▸ Task details: Working from the listing below, pick each line containing the word "JSON" and copy it.
*** Block opens ***
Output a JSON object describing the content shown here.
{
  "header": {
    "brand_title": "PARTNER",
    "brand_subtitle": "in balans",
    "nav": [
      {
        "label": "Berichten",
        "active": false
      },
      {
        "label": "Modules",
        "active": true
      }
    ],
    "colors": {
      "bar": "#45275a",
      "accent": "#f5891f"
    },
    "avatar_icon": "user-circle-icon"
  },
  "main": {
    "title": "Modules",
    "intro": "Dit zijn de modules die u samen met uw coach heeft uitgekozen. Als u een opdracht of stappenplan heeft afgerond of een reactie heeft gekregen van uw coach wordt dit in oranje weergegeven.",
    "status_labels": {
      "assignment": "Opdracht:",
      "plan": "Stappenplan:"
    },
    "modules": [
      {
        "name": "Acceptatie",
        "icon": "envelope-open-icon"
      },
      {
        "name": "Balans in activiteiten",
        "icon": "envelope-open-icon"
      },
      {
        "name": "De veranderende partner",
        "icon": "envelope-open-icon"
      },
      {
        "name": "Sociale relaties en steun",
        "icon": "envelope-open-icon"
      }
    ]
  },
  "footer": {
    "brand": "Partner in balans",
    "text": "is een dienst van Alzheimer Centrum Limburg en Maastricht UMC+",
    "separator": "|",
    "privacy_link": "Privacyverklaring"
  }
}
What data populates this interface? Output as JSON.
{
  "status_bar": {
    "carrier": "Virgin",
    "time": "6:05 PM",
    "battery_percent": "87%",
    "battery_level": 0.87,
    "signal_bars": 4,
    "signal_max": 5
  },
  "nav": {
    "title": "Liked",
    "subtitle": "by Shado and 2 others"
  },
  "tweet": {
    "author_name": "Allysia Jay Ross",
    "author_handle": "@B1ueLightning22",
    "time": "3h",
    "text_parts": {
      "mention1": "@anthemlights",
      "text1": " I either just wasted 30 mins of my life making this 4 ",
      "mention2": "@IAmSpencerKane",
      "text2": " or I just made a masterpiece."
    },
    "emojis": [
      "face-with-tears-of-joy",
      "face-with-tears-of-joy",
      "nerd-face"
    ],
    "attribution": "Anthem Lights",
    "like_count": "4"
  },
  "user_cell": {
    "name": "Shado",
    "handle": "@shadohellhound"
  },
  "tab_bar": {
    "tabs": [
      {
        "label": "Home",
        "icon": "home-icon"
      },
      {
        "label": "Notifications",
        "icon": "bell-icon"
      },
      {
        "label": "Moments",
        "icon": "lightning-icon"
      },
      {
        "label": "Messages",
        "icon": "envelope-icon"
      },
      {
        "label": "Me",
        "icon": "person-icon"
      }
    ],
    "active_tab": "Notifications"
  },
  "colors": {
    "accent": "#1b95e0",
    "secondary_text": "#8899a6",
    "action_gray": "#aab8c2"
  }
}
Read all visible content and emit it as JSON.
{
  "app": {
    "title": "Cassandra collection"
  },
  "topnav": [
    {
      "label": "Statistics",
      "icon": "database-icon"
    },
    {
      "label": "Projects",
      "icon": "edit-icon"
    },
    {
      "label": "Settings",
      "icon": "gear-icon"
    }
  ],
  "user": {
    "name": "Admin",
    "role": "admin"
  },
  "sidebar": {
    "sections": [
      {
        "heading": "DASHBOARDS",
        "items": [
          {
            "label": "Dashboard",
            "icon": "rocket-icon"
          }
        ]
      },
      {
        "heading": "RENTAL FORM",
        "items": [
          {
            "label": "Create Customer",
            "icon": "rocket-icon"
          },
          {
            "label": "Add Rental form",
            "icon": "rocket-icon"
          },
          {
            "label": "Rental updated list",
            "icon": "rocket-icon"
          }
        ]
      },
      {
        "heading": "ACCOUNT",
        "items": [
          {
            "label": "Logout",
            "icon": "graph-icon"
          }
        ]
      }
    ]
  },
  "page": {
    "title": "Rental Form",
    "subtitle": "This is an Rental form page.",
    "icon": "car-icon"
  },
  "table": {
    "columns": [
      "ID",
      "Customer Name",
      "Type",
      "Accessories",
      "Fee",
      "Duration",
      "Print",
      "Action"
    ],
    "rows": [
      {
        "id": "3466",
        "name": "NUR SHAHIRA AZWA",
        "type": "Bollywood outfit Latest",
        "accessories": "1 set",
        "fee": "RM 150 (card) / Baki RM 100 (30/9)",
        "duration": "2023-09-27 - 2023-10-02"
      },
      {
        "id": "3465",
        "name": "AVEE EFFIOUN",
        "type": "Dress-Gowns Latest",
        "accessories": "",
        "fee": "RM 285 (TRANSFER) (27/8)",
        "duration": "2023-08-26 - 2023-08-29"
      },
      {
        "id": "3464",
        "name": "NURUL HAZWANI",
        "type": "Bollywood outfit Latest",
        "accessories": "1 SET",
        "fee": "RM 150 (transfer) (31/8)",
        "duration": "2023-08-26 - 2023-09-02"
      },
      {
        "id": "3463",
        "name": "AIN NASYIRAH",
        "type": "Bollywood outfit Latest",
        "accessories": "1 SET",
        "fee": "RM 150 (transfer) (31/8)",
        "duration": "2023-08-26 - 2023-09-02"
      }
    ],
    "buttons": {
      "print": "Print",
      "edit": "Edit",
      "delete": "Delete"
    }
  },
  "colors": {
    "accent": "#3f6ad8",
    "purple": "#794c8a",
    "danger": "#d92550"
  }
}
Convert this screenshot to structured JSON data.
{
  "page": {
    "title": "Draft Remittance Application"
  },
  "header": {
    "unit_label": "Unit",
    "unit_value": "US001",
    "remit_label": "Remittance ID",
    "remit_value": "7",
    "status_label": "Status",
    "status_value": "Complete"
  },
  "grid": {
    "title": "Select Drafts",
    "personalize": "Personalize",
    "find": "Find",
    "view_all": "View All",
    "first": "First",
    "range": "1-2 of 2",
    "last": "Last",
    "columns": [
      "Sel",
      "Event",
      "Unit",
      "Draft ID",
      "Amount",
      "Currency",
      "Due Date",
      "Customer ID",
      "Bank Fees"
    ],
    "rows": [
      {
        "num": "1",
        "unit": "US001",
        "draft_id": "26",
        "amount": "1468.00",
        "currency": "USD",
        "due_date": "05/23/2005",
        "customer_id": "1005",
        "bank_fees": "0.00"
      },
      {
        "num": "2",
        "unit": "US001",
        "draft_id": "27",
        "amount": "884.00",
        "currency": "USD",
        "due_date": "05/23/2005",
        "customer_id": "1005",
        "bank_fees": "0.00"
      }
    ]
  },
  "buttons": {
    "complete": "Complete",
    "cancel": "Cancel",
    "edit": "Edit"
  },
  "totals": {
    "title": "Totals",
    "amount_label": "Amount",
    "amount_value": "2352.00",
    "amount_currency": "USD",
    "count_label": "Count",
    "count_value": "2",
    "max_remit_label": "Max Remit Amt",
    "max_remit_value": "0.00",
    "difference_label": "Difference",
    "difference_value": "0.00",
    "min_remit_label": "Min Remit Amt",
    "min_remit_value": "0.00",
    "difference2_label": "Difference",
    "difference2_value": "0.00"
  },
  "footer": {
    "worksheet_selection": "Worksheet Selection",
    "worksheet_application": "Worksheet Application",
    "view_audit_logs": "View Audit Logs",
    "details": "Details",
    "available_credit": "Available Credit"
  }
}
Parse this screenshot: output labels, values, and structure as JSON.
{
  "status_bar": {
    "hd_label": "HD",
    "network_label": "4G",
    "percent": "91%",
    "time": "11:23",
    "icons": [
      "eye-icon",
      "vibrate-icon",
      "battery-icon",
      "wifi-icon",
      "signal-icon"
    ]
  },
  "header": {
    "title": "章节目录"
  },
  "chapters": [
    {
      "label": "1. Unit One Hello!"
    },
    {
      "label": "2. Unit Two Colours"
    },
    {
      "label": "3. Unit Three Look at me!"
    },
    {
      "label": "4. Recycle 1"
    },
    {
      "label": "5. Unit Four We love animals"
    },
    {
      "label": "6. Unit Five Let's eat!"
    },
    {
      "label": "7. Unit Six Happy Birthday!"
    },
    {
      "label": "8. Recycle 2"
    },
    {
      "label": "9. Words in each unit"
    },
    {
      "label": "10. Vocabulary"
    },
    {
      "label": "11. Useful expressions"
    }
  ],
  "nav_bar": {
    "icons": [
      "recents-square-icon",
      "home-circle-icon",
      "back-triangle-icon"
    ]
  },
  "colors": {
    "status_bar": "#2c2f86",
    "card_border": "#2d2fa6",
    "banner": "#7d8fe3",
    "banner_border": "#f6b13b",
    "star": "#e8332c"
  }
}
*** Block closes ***
▸ Response to this task:
Output a JSON object describing the content shown here.
What data populates this interface? Output as JSON.
Read all visible content and emit it as JSON.
Convert this screenshot to structured JSON data.
Parse this screenshot: output labels, values, and structure as JSON.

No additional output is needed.